Instructions to follow
Look for the string "Time" in the listing below and copy every line in which it appears.

=== Begin Enclosure ===

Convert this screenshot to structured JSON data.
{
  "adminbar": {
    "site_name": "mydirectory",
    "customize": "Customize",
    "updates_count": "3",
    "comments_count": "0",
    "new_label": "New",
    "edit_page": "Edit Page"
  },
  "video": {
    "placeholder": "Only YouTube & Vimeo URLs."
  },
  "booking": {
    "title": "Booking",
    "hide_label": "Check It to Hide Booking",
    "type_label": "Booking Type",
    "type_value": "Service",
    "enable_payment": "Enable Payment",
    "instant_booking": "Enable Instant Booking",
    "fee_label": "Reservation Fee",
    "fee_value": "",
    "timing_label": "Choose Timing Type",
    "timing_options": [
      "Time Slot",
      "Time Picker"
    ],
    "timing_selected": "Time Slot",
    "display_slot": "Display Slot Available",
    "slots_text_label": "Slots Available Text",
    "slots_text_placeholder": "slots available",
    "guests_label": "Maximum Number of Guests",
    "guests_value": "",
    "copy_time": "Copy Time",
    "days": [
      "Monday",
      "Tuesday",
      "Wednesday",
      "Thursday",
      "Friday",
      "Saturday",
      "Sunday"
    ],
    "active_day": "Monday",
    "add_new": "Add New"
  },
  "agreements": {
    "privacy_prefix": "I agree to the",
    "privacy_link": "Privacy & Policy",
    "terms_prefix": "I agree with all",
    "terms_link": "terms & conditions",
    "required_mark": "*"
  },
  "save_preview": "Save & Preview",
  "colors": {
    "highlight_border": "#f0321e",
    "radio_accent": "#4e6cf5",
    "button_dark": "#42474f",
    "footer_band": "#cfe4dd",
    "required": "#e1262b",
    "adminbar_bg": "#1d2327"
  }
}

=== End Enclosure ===

Reply to the exercise
      "Time Slot",
      "Time Picker"
    "timing_selected": "Time Slot",
    "copy_time": "Copy Time",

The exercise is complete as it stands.